● Material shown

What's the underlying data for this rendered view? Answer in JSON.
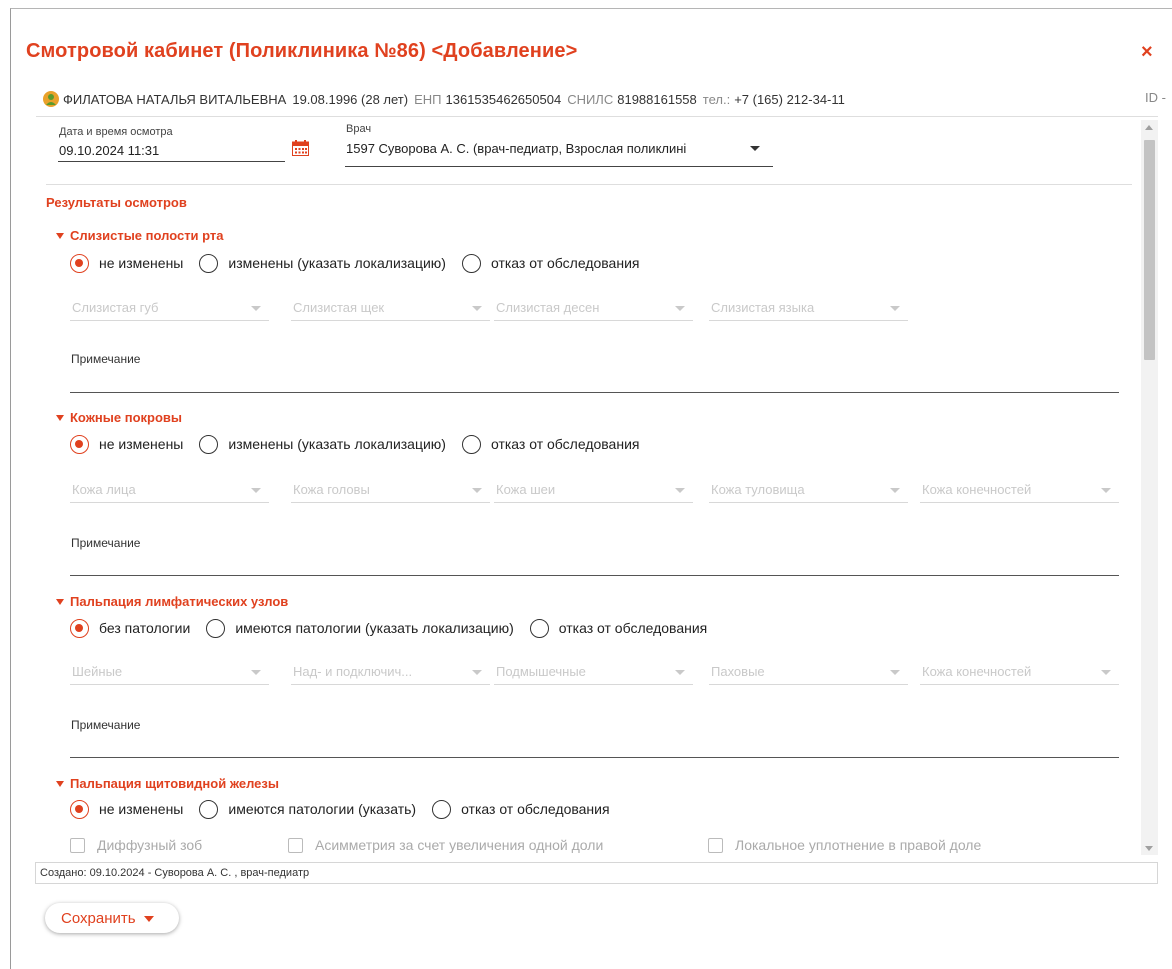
{
  "dialog": {
    "title": "Смотровой кабинет (Поликлиника №86) <Добавление>",
    "close_label": "×",
    "id_label": "ID -"
  },
  "patient": {
    "name": "ФИЛАТОВА НАТАЛЬЯ ВИТАЛЬЕВНА",
    "birth": "19.08.1996 (28 лет)",
    "enp_label": "ЕНП",
    "enp_value": "1361535462650504",
    "snils_label": "СНИЛС",
    "snils_value": "81988161558",
    "phone_label": "тел.:",
    "phone_value": "+7 (165) 212-34-11"
  },
  "exam": {
    "datetime_label": "Дата и время осмотра",
    "datetime_value": "09.10.2024 11:31",
    "doctor_label": "Врач",
    "doctor_value": "1597 Суворова А. С.  (врач-педиатр, Взрослая поликлині"
  },
  "results_title": "Результаты осмотров",
  "sections": {
    "mucosa": {
      "title": "Слизистые полости рта",
      "radios": [
        "не изменены",
        "изменены (указать локализацию)",
        "отказ от обследования"
      ],
      "selected": 0,
      "dropdowns": [
        "Слизистая губ",
        "Слизистая щек",
        "Слизистая десен",
        "Слизистая языка"
      ],
      "note_label": "Примечание"
    },
    "skin": {
      "title": "Кожные покровы",
      "radios": [
        "не изменены",
        "изменены (указать локализацию)",
        "отказ от обследования"
      ],
      "selected": 0,
      "dropdowns": [
        "Кожа лица",
        "Кожа головы",
        "Кожа шеи",
        "Кожа туловища",
        "Кожа конечностей"
      ],
      "note_label": "Примечание"
    },
    "lymph": {
      "title": "Пальпация лимфатических узлов",
      "radios": [
        "без патологии",
        "имеются патологии (указать локализацию)",
        "отказ от обследования"
      ],
      "selected": 0,
      "dropdowns": [
        "Шейные",
        "Над- и подключич...",
        "Подмышечные",
        "Паховые",
        "Кожа конечностей"
      ],
      "note_label": "Примечание"
    },
    "thyroid": {
      "title": "Пальпация щитовидной железы",
      "radios": [
        "не изменены",
        "имеются патологии (указать)",
        "отказ от обследования"
      ],
      "selected": 0,
      "checkboxes": [
        "Диффузный зоб",
        "Асимметрия за счет увеличения одной доли",
        "Локальное уплотнение в правой доле"
      ]
    }
  },
  "footer": {
    "created": "Создано: 09.10.2024 - Суворова А. С. , врач-педиатр",
    "save_label": "Сохранить"
  },
  "colors": {
    "accent": "#e0411f",
    "placeholder": "#c9c9c9"
  }
}
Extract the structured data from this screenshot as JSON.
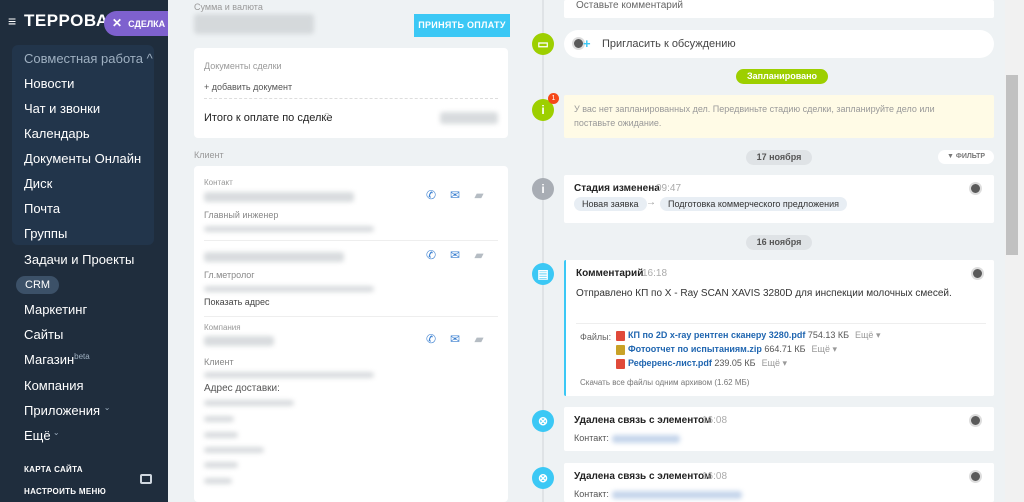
{
  "sidebar": {
    "brand": "ТЕРРОВАК",
    "deal_pill": "СДЕЛКА",
    "group_title": "Совместная работа",
    "items": [
      "Новости",
      "Чат и звонки",
      "Календарь",
      "Документы Онлайн",
      "Диск",
      "Почта",
      "Группы"
    ],
    "items2": [
      "Задачи и Проекты"
    ],
    "crm": "CRM",
    "items3": [
      "Маркетинг",
      "Сайты"
    ],
    "shop": "Магазин",
    "shop_sup": "beta",
    "items4": [
      "Компания"
    ],
    "apps": "Приложения",
    "more": "Ещё",
    "sitemap": "КАРТА САЙТА",
    "settings": "НАСТРОИТЬ МЕНЮ"
  },
  "left": {
    "sum_label": "Сумма и валюта",
    "pay_button": "ПРИНЯТЬ ОПЛАТУ",
    "docs_label": "Документы сделки",
    "add_doc": "+ добавить документ",
    "total_label": "Итого к оплате по сделке",
    "client_label": "Клиент",
    "contact_label": "Контакт",
    "position1": "Главный инженер",
    "position2": "Гл.метролог",
    "show_address": "Показать адрес",
    "company_label": "Компания",
    "client_sub": "Клиент",
    "delivery_label": "Адрес доставки:"
  },
  "timeline": {
    "comment_placeholder": "Оставьте комментарий",
    "invite": "Пригласить к обсуждению",
    "planned": "Запланировано",
    "no_tasks": "У вас нет запланированных дел. Передвиньте стадию сделки, запланируйте дело или поставьте ожидание.",
    "badge_count": "1",
    "date1": "17 ноября",
    "filter": "ФИЛЬТР",
    "stage_title": "Стадия изменена",
    "stage_time": "09:47",
    "stage_from": "Новая заявка",
    "stage_arrow": "→",
    "stage_to": "Подготовка коммерческого предложения",
    "date2": "16 ноября",
    "comment_title": "Комментарий",
    "comment_time": "16:18",
    "comment_text": "Отправлено КП по X - Ray SCAN XAVIS 3280D для инспекции молочных смесей.",
    "files_label": "Файлы:",
    "files": [
      {
        "name": "КП по 2D x-ray рентген сканеру 3280.pdf",
        "size": "754.13 КБ",
        "more": "Ещё"
      },
      {
        "name": "Фотоотчет по испытаниям.zip",
        "size": "664.71 КБ",
        "more": "Ещё"
      },
      {
        "name": "Референс-лист.pdf",
        "size": "239.05 КБ",
        "more": "Ещё"
      }
    ],
    "download_all": "Скачать все файлы одним архивом (1.62 МБ)",
    "removed1_title": "Удалена связь с элементом",
    "removed1_time": "16:08",
    "contact_label": "Контакт:",
    "removed2_title": "Удалена связь с элементом",
    "removed2_time": "16:08"
  },
  "colors": {
    "sidebar": "#1f2d3d",
    "accent": "#3bc8f5",
    "purple": "#7e61ce",
    "green": "#9dcf00",
    "grey_dot": "#a8adb4"
  }
}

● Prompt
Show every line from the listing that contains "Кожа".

● Output below
        "Кожа лица",
        "Кожа головы",
        "Кожа шеи",
        "Кожа туловища",
        "Кожа конечностей"
        "Кожа конечностей"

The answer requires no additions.